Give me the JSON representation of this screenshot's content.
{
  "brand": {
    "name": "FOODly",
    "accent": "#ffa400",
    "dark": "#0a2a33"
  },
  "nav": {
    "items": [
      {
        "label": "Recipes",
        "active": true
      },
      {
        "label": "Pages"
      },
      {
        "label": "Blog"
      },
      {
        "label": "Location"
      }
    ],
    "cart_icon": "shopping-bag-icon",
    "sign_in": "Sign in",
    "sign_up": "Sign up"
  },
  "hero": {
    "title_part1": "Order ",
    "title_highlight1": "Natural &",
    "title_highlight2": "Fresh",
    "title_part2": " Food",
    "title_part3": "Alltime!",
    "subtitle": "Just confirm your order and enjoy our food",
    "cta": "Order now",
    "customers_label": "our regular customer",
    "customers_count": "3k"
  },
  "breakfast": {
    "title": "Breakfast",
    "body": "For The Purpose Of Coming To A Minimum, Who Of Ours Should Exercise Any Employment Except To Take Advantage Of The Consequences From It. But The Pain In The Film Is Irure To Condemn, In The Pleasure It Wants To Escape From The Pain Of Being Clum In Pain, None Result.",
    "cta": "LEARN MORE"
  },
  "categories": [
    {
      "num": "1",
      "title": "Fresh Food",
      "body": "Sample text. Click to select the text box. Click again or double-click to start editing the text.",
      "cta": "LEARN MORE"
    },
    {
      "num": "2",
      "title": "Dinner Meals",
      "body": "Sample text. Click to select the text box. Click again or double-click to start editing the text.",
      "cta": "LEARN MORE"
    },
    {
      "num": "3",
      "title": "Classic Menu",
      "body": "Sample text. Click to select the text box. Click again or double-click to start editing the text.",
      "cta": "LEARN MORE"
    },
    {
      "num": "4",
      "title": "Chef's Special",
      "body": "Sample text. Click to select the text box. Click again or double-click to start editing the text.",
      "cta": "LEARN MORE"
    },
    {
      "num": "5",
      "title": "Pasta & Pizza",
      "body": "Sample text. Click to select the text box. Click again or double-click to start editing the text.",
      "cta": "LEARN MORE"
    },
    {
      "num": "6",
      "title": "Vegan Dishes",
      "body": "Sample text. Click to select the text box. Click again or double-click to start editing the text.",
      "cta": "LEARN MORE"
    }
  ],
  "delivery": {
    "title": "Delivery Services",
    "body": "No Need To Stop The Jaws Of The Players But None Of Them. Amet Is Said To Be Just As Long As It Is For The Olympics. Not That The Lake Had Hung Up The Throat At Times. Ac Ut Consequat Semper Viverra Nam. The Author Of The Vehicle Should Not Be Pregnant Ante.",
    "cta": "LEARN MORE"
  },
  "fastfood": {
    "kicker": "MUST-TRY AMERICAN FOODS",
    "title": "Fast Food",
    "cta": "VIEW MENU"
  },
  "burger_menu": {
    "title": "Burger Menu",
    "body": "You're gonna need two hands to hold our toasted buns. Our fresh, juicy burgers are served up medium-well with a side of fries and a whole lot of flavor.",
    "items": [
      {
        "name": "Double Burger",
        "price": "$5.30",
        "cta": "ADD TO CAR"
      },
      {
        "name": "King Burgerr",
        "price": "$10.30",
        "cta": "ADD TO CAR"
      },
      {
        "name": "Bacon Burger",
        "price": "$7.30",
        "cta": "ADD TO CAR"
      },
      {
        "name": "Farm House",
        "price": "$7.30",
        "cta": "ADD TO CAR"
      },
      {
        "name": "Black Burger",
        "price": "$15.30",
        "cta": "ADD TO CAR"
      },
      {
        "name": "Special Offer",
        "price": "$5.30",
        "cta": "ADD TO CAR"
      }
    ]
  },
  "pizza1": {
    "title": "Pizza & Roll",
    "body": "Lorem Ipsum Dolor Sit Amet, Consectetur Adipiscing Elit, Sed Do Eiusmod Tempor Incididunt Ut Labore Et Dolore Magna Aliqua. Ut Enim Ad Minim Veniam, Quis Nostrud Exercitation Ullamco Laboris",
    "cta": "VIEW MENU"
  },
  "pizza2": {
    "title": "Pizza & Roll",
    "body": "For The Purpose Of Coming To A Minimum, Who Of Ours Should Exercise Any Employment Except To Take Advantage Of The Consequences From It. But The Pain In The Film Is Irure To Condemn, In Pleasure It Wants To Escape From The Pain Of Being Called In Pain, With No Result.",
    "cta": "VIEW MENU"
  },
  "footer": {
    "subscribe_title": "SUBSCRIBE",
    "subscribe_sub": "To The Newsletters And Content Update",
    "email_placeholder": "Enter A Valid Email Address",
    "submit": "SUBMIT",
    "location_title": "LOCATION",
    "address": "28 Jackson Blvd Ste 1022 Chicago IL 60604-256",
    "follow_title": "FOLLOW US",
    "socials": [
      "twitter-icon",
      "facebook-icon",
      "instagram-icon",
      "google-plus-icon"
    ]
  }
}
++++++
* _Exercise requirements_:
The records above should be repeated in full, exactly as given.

* _Your solution_:
Give me the JSON representation of this screenshot's content.
{
  "brand": {
    "name": "FOODly",
    "accent": "#ffa400",
    "dark": "#0a2a33"
  },
  "nav": {
    "items": [
      {
        "label": "Recipes",
        "active": true
      },
      {
        "label": "Pages"
      },
      {
        "label": "Blog"
      },
      {
        "label": "Location"
      }
    ],
    "cart_icon": "shopping-bag-icon",
    "sign_in": "Sign in",
    "sign_up": "Sign up"
  },
  "hero": {
    "title_part1": "Order ",
    "title_highlight1": "Natural &",
    "title_highlight2": "Fresh",
    "title_part2": " Food",
    "title_part3": "Alltime!",
    "subtitle": "Just confirm your order and enjoy our food",
    "cta": "Order now",
    "customers_label": "our regular customer",
    "customers_count": "3k"
  },
  "breakfast": {
    "title": "Breakfast",
    "body": "For The Purpose Of Coming To A Minimum, Who Of Ours Should Exercise Any Employment Except To Take Advantage Of The Consequences From It. But The Pain In The Film Is Irure To Condemn, In The Pleasure It Wants To Escape From The Pain Of Being Clum In Pain, None Result.",
    "cta": "LEARN MORE"
  },
  "categories": [
    {
      "num": "1",
      "title": "Fresh Food",
      "body": "Sample text. Click to select the text box. Click again or double-click to start editing the text.",
      "cta": "LEARN MORE"
    },
    {
      "num": "2",
      "title": "Dinner Meals",
      "body": "Sample text. Click to select the text box. Click again or double-click to start editing the text.",
      "cta": "LEARN MORE"
    },
    {
      "num": "3",
      "title": "Classic Menu",
      "body": "Sample text. Click to select the text box. Click again or double-click to start editing the text.",
      "cta": "LEARN MORE"
    },
    {
      "num": "4",
      "title": "Chef's Special",
      "body": "Sample text. Click to select the text box. Click again or double-click to start editing the text.",
      "cta": "LEARN MORE"
    },
    {
      "num": "5",
      "title": "Pasta & Pizza",
      "body": "Sample text. Click to select the text box. Click again or double-click to start editing the text.",
      "cta": "LEARN MORE"
    },
    {
      "num": "6",
      "title": "Vegan Dishes",
      "body": "Sample text. Click to select the text box. Click again or double-click to start editing the text.",
      "cta": "LEARN MORE"
    }
  ],
  "delivery": {
    "title": "Delivery Services",
    "body": "No Need To Stop The Jaws Of The Players But None Of Them. Amet Is Said To Be Just As Long As It Is For The Olympics. Not That The Lake Had Hung Up The Throat At Times. Ac Ut Consequat Semper Viverra Nam. The Author Of The Vehicle Should Not Be Pregnant Ante.",
    "cta": "LEARN MORE"
  },
  "fastfood": {
    "kicker": "MUST-TRY AMERICAN FOODS",
    "title": "Fast Food",
    "cta": "VIEW MENU"
  },
  "burger_menu": {
    "title": "Burger Menu",
    "body": "You're gonna need two hands to hold our toasted buns. Our fresh, juicy burgers are served up medium-well with a side of fries and a whole lot of flavor.",
    "items": [
      {
        "name": "Double Burger",
        "price": "$5.30",
        "cta": "ADD TO CAR"
      },
      {
        "name": "King Burgerr",
        "price": "$10.30",
        "cta": "ADD TO CAR"
      },
      {
        "name": "Bacon Burger",
        "price": "$7.30",
        "cta": "ADD TO CAR"
      },
      {
        "name": "Farm House",
        "price": "$7.30",
        "cta": "ADD TO CAR"
      },
      {
        "name": "Black Burger",
        "price": "$15.30",
        "cta": "ADD TO CAR"
      },
      {
        "name": "Special Offer",
        "price": "$5.30",
        "cta": "ADD TO CAR"
      }
    ]
  },
  "pizza1": {
    "title": "Pizza & Roll",
    "body": "Lorem Ipsum Dolor Sit Amet, Consectetur Adipiscing Elit, Sed Do Eiusmod Tempor Incididunt Ut Labore Et Dolore Magna Aliqua. Ut Enim Ad Minim Veniam, Quis Nostrud Exercitation Ullamco Laboris",
    "cta": "VIEW MENU"
  },
  "pizza2": {
    "title": "Pizza & Roll",
    "body": "For The Purpose Of Coming To A Minimum, Who Of Ours Should Exercise Any Employment Except To Take Advantage Of The Consequences From It. But The Pain In The Film Is Irure To Condemn, In Pleasure It Wants To Escape From The Pain Of Being Called In Pain, With No Result.",
    "cta": "VIEW MENU"
  },
  "footer": {
    "subscribe_title": "SUBSCRIBE",
    "subscribe_sub": "To The Newsletters And Content Update",
    "email_placeholder": "Enter A Valid Email Address",
    "submit": "SUBMIT",
    "location_title": "LOCATION",
    "address": "28 Jackson Blvd Ste 1022 Chicago IL 60604-256",
    "follow_title": "FOLLOW US",
    "socials": [
      "twitter-icon",
      "facebook-icon",
      "instagram-icon",
      "google-plus-icon"
    ]
  }
}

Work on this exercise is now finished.